But as numerous successful professional writers have told me, it really doesn’t matter what you do for a living – you can even be comfortable enough to not need to work, have little or no family commitments and all the time in the world and you may still find that you can’t write a word.
The physical act of putting pen to paper is only the final phase of writing; the real magic is sparked by the way you observe your own interior universe as well as the world around you. Your perspective is unique, and it’s your ability to bring your ideas from the hazy edges of your imagination and give them solid form that will lead to the discovery of ‘personal voice’. When you can observe the formation of your perspective in action and record it in language that is accessible to others, and when you can inspire an understanding of your ideas in your readers, you will in my opinion have succeeded as a writer.

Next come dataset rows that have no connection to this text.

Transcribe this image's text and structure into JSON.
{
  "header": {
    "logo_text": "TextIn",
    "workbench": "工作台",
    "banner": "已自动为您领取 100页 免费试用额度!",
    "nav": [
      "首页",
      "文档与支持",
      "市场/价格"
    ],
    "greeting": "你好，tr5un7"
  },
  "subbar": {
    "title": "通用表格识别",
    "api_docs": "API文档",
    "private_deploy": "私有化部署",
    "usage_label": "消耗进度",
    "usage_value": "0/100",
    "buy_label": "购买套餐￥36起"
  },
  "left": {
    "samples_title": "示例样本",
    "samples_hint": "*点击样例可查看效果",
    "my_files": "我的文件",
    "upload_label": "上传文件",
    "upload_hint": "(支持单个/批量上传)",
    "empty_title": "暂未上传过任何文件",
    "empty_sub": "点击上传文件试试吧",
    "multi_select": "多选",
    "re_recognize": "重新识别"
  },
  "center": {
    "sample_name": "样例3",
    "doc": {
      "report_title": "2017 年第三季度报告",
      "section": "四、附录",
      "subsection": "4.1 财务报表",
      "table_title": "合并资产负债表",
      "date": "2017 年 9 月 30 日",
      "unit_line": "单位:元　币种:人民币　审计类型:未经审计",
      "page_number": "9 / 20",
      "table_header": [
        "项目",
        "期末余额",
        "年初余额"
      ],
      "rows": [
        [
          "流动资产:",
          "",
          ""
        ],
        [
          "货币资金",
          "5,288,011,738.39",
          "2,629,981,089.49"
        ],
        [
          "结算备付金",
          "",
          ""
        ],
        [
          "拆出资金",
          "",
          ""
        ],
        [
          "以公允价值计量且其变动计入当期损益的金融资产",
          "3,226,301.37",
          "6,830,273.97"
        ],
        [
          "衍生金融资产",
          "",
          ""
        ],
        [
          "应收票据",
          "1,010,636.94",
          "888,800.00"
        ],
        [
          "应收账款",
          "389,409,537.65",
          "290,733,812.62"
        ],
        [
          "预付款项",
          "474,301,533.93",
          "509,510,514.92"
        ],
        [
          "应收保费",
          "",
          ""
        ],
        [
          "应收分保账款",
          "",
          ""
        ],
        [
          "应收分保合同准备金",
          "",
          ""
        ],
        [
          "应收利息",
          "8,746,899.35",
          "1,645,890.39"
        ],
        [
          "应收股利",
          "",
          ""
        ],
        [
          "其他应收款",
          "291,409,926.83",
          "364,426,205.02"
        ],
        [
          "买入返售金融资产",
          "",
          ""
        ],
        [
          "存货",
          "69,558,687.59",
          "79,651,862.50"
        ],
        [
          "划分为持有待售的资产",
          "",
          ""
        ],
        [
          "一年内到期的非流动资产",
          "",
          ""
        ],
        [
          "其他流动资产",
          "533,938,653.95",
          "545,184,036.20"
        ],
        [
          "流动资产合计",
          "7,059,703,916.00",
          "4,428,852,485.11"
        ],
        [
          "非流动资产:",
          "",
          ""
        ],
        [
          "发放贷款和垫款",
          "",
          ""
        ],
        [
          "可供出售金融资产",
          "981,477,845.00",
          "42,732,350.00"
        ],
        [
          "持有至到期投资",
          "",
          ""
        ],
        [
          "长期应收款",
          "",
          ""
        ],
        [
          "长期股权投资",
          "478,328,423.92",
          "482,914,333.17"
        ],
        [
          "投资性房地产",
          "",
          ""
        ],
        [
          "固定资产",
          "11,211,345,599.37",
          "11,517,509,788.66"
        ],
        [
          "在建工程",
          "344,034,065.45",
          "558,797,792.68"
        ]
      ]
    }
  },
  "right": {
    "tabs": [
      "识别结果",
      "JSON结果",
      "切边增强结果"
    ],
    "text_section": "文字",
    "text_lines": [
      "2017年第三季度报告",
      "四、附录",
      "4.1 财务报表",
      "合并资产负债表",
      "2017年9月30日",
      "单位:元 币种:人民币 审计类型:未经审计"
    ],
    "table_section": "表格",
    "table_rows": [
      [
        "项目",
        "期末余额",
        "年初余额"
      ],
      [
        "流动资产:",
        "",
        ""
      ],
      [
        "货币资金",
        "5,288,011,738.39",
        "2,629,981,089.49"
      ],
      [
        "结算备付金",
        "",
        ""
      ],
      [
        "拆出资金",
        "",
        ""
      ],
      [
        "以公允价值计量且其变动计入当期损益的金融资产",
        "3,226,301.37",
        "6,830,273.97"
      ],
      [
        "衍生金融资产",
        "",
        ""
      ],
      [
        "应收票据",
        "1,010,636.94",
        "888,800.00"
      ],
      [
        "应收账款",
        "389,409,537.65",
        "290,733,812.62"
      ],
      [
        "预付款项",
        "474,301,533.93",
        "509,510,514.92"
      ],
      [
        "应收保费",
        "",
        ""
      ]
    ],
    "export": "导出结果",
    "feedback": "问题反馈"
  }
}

For me, meditation and practice of mindfulness techniques hold the key to a huge pool of creative energy that has my pen racing across the page to keep up with the ‘light bulb moments’ in progress. When I’m able to stay present in each moment, none of the mundane clatter of everyday life matters. It’s no longer an insufferable distraction that keeps me from writing, because each moment that passes contributes in some way or another to an aspect of my story.
The last year and a half has been incredibly busy and stressful career-wise for me, and at times I’d be pulling my hair out with frustration at the long hours, the stress and the uncertainty that I felt was always keeping me from writing. But by staying with those feelings and experiencing my circumstances as if I was living a story, I began to discover that I always did have time to write, whether it was a few minutes on a bench after the morning commute at rush hour, seconds grabbed to note down a few words during the craziness of the working day or just trigger words scrawled on the back of receipts that would remind of what I wanted to write next. And yes this may be nuts, but I even talk to myself and record it using an app on my smartphone, which I connect to my headphones and happily babble away to myself whilst getting stuff done! When you do manage to get half an hour to put all this together, you’ll suddenly realise that you’ve finished a draft of a chapter!
You don’t need time to write, you just need presence.